EXERCISE
Scan the records below. Copy every line in which the word "JSON" appears.

WORKING DATA
◇ ◇ ◇ ◇ ◇

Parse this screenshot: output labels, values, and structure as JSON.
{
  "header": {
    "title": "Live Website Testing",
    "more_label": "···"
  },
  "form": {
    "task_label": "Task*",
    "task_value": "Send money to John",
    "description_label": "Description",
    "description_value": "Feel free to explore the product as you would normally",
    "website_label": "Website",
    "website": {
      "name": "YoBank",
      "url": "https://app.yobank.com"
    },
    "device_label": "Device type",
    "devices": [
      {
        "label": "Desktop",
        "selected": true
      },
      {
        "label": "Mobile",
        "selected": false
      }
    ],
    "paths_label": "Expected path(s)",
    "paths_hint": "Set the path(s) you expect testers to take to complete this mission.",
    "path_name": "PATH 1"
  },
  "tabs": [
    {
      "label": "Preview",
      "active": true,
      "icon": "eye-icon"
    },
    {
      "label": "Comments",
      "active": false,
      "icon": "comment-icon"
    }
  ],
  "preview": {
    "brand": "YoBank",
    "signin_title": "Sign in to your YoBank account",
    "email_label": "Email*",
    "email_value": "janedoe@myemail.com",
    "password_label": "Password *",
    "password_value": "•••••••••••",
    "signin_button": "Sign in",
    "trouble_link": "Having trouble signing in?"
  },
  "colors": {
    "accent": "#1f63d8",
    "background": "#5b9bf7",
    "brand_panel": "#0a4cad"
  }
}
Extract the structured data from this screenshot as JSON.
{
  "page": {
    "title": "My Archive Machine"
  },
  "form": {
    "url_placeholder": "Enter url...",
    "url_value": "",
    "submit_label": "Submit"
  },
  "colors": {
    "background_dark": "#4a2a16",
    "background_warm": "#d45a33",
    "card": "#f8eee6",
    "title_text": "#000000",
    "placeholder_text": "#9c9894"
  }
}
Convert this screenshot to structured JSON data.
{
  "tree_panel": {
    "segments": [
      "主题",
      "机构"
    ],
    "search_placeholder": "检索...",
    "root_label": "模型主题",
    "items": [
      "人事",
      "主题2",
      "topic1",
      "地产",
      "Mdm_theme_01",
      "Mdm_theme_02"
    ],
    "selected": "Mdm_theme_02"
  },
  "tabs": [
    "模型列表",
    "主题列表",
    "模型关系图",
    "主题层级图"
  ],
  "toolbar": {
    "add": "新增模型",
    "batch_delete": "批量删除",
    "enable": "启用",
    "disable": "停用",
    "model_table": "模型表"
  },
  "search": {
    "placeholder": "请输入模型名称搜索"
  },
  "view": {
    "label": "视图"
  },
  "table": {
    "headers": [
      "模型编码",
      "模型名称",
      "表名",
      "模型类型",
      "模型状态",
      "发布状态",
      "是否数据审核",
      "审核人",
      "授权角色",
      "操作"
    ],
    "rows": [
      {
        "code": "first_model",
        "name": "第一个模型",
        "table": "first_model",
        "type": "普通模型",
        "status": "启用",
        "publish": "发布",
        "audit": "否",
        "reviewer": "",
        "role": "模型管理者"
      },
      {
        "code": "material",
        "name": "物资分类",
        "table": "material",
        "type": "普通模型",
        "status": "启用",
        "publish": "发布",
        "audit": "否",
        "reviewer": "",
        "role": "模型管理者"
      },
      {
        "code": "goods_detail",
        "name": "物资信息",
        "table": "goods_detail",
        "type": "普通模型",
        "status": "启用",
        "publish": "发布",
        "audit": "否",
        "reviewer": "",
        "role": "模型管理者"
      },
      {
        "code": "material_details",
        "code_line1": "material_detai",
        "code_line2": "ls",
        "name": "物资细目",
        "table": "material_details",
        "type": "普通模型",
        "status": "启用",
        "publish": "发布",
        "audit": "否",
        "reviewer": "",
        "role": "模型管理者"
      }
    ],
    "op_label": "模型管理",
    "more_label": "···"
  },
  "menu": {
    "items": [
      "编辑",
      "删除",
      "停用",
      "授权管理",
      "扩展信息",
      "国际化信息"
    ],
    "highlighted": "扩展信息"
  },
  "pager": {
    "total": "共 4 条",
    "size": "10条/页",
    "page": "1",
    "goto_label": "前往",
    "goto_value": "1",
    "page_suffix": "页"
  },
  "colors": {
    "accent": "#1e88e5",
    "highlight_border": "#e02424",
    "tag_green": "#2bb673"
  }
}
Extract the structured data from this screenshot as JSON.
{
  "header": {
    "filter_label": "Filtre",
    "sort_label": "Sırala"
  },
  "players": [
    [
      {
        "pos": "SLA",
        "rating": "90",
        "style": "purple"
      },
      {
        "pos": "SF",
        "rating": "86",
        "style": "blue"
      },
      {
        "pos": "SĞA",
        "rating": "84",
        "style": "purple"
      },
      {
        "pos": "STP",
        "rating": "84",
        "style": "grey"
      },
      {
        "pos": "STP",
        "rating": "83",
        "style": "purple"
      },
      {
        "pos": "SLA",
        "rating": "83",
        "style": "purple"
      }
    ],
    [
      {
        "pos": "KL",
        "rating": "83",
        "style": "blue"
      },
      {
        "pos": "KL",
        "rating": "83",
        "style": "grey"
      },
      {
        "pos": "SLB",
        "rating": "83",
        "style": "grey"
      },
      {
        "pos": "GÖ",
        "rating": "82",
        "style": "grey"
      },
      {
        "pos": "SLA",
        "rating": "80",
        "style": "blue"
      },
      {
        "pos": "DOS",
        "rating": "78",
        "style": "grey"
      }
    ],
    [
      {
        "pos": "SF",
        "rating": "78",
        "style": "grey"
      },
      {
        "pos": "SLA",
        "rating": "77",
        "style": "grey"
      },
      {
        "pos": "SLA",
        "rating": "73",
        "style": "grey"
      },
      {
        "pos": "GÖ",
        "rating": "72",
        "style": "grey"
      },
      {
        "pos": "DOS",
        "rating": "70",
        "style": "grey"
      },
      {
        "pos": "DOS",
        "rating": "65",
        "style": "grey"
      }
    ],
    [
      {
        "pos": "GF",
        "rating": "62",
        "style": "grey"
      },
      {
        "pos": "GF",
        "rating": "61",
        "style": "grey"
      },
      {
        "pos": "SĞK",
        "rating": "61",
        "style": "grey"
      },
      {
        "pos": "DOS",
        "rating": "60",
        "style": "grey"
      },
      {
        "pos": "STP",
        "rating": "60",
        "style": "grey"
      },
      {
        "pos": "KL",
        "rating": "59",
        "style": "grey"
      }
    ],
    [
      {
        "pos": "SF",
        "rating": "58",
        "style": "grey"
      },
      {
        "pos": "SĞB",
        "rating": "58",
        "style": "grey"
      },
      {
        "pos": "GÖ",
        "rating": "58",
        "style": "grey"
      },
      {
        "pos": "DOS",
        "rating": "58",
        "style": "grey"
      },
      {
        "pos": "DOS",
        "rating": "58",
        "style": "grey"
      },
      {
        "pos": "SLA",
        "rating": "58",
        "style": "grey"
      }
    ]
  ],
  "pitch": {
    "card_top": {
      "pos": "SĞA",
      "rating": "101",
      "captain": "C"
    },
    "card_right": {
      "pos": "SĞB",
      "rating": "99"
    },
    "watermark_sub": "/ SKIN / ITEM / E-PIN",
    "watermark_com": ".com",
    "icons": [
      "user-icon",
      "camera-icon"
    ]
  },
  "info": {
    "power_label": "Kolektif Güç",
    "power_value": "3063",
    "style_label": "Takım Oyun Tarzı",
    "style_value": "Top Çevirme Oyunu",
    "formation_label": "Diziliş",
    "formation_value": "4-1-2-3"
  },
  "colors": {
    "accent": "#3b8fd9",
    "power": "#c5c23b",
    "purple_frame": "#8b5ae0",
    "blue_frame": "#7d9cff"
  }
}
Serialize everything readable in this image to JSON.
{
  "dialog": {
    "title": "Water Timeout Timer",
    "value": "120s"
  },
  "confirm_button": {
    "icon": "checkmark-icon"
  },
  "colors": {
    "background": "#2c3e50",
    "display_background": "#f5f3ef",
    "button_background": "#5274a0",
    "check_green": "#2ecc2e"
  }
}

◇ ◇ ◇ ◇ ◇

SOLUTION
Parse this screenshot: output labels, values, and structure as JSON.
Extract the structured data from this screenshot as JSON.
Convert this screenshot to structured JSON data.
Extract the structured data from this screenshot as JSON.
Serialize everything readable in this image to JSON.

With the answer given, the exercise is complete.